The Merry Adventures of Robin Hood
The Merry Adventures of Robin Hood of Great Renown in Nottinghamshire is an 1883 novel by the American illustrator and writer Howard Pyle. The plot follows Robin Hood as he becomes an outlaw after a conflict with foresters and through his many adventures and run-ins with the law. Each chapter tells a different tale of Robin as he recruits Merry Men, resists the authorities, and aids his fellow man. The popular stories of Little John defeating Robin in a fight with staffs, of Robin's besting at the hands of Friar Tuck, and of his collusion with Allan-a-Dale all appear.
- Paperback | 254 pages
- 152.4 x 228.6 x 14.73mm | 444.52g
- 30 Jan 2015
- Createspace Independent Publishing Platform
- Illustrations, black and white
About Howard Pyle
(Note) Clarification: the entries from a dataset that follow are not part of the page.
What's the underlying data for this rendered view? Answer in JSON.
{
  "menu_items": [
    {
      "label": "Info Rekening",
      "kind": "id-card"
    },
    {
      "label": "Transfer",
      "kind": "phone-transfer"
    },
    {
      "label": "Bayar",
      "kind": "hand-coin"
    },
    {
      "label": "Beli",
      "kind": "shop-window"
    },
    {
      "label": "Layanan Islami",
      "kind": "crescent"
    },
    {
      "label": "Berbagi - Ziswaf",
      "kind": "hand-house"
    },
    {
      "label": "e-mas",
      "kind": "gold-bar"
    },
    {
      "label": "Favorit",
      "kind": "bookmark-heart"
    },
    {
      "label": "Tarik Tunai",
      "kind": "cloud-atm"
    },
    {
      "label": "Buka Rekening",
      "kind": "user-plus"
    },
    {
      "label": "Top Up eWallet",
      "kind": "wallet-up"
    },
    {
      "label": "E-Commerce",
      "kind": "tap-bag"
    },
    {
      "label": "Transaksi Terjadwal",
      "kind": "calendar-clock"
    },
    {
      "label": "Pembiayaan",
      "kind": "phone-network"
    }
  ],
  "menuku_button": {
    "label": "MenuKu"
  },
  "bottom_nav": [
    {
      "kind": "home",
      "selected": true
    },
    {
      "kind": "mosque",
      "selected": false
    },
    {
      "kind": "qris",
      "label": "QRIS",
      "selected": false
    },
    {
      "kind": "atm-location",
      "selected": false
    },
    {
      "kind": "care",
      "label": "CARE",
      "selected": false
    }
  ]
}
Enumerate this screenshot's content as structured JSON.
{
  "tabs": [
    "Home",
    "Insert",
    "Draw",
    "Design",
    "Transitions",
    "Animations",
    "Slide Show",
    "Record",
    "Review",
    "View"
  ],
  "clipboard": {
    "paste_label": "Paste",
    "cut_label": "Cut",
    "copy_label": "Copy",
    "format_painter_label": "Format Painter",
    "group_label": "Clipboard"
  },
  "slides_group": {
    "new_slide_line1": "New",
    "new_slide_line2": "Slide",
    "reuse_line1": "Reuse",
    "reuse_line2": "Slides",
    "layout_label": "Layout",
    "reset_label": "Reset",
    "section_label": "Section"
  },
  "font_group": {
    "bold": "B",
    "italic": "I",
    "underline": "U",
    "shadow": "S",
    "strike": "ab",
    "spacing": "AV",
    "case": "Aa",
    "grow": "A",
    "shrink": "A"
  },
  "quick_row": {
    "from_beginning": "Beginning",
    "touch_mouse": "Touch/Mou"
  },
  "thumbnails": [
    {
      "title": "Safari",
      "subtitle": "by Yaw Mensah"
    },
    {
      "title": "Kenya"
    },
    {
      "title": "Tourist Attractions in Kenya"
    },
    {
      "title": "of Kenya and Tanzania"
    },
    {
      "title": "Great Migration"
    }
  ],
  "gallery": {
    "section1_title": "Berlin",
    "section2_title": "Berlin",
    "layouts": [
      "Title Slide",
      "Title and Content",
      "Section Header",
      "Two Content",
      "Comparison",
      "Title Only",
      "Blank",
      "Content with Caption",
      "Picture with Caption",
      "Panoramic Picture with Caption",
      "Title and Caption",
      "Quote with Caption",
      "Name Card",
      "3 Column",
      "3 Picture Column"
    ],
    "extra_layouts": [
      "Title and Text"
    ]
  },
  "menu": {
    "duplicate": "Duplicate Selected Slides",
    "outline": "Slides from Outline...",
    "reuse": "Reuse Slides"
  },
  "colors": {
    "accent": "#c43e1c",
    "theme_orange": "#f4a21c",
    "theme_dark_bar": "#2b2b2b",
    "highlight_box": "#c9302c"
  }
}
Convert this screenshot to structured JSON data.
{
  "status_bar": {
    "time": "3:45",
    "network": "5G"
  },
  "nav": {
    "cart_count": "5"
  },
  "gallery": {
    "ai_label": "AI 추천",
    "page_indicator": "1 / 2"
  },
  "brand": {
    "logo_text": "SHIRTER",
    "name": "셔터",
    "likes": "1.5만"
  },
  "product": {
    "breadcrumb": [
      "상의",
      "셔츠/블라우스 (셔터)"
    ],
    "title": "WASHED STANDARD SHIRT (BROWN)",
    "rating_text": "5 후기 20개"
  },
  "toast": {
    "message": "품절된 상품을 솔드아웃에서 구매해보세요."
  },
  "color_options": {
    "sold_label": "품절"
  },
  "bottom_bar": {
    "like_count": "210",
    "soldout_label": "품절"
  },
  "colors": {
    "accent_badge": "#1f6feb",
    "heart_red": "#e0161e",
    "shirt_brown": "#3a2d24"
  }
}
About The Author Howard Pyle (1853-1911) was an American illustrator and author, primarily of books for young people. He was a native of Wilmington, Delaware, and in 1894 he began teaching illustration at the Drexel Institute of Art, Science and Industry (now Drexel University). After 1900, he founded his own school of art and illustration, named the Howard Pyle School of Illustration Art. The scholar Henry C. Pitz later used the term Brandywine School for the illustration artists and Wyeth family artists of the Brandywine region, several of whom had studied with Pyle. His 1883 The Merry Adventures of Robin Hood is considered a classic, as are many of his other books including a four-volume set on King Arthur. He is also well known for his illustrations of pirates, and is credited with creating what has become the modern stereotype of pirate dress. He published his first novel, Otto of the Silver Hand, in 1888. Pyle went to Florence, Italy in 1910 to study mural painting and died there in 1911.